**** DATA LISTING

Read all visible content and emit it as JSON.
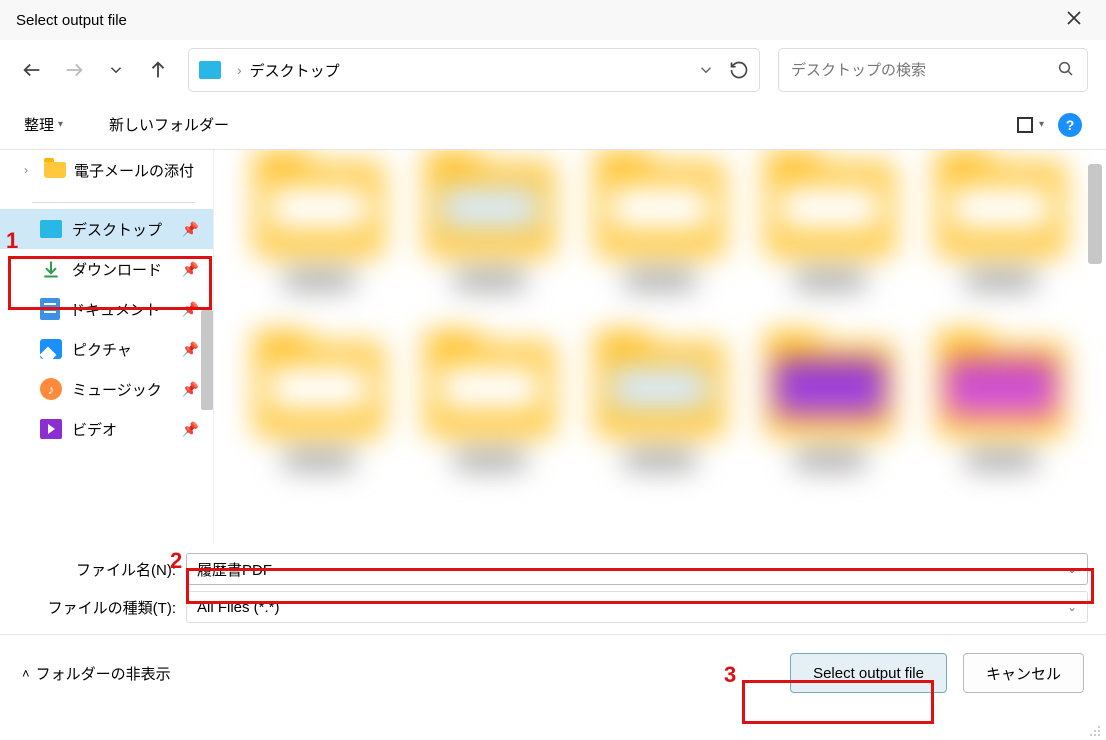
{
  "window": {
    "title": "Select output file"
  },
  "nav": {
    "location": "デスクトップ",
    "refresh_icon": "refresh-icon"
  },
  "search": {
    "placeholder": "デスクトップの検索"
  },
  "toolbar": {
    "organize": "整理",
    "new_folder": "新しいフォルダー",
    "help": "?"
  },
  "sidebar": {
    "treeItems": [
      {
        "label": "電子メールの添付"
      }
    ],
    "quickAccess": [
      {
        "label": "デスクトップ",
        "icon": "desktop",
        "selected": true
      },
      {
        "label": "ダウンロード",
        "icon": "download",
        "selected": false
      },
      {
        "label": "ドキュメント",
        "icon": "doc",
        "selected": false
      },
      {
        "label": "ピクチャ",
        "icon": "pic",
        "selected": false
      },
      {
        "label": "ミュージック",
        "icon": "music",
        "selected": false
      },
      {
        "label": "ビデオ",
        "icon": "video",
        "selected": false
      }
    ]
  },
  "fields": {
    "filename_label": "ファイル名(N):",
    "filename_value": "履歴書PDF",
    "filetype_label": "ファイルの種類(T):",
    "filetype_value": "All Files (*.*)"
  },
  "footer": {
    "hide_folders": "フォルダーの非表示",
    "primary_button": "Select output file",
    "cancel_button": "キャンセル"
  },
  "annotations": {
    "n1": "1",
    "n2": "2",
    "n3": "3"
  }
}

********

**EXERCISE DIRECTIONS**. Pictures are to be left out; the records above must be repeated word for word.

**YOUR RESPONSE**.
Read all visible content and emit it as JSON.
{
  "window": {
    "title": "Select output file"
  },
  "nav": {
    "location": "デスクトップ",
    "refresh_icon": "refresh-icon"
  },
  "search": {
    "placeholder": "デスクトップの検索"
  },
  "toolbar": {
    "organize": "整理",
    "new_folder": "新しいフォルダー",
    "help": "?"
  },
  "sidebar": {
    "treeItems": [
      {
        "label": "電子メールの添付"
      }
    ],
    "quickAccess": [
      {
        "label": "デスクトップ",
        "icon": "desktop",
        "selected": true
      },
      {
        "label": "ダウンロード",
        "icon": "download",
        "selected": false
      },
      {
        "label": "ドキュメント",
        "icon": "doc",
        "selected": false
      },
      {
        "label": "ピクチャ",
        "icon": "pic",
        "selected": false
      },
      {
        "label": "ミュージック",
        "icon": "music",
        "selected": false
      },
      {
        "label": "ビデオ",
        "icon": "video",
        "selected": false
      }
    ]
  },
  "fields": {
    "filename_label": "ファイル名(N):",
    "filename_value": "履歴書PDF",
    "filetype_label": "ファイルの種類(T):",
    "filetype_value": "All Files (*.*)"
  },
  "footer": {
    "hide_folders": "フォルダーの非表示",
    "primary_button": "Select output file",
    "cancel_button": "キャンセル"
  },
  "annotations": {
    "n1": "1",
    "n2": "2",
    "n3": "3"
  }
}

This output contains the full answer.